her prior surgeries, he concluded that the likelihood of success from a third surgery was
“extremely low.” I concur.
- I acknowledge that Claimant realized some benefit from her third surgery, however shortlived
it proved to be. I must believe that Dr. Phillips was anticipating more sustained
improvement; yet according to Dr. Rudolf’s credible analysis, he had no reasonable basis
for doing so.
- I conclude that Claimant has failed to sustain her burden of proving that Dr. Phillips’
November 2014 surgery was medically necessary. She therefore has failed to establish
that the treatment was reasonable under §640(a). For that reason, I conclude that
Defendant is not obligated to pay the associated workers’ compensation benefits.
- As Claimant has failed to prevail on her claim for benefits, she is not entitled to an award
of costs and attorney fees.
Based on the foregoing findings of fact and conclusions of law, Claimant’s claim for workers’
compensation benefits causally related to her November 2014 surgery is hereby DENIED.
DATED at Montpelier, Vermont this 12th day of December 2016.
Anne M. Noonan
Within 30 days after copies of this opinion have been mailed, either party may appeal questions

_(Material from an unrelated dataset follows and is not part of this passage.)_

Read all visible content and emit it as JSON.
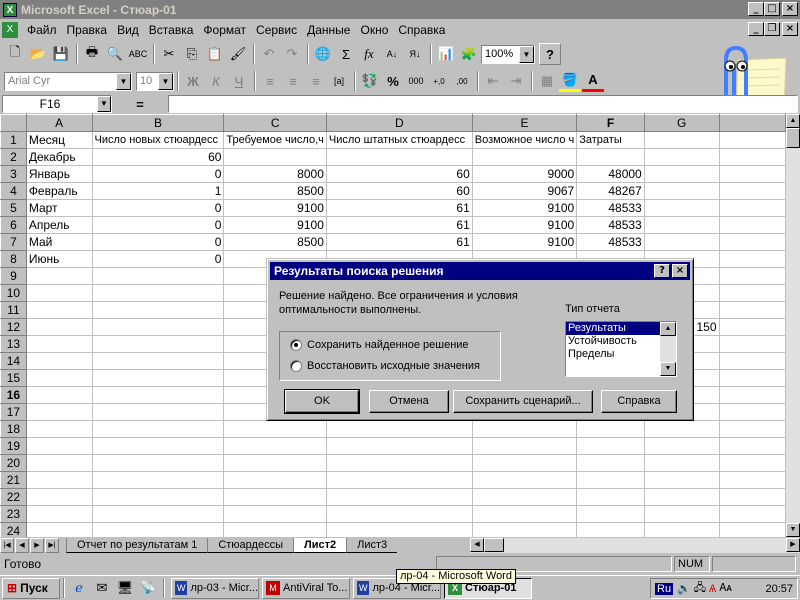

of fact or mixed questions of law and fact to a superior court or questions of law to the Vermont
Supreme Court. 21 V.S.A. §§670, 672.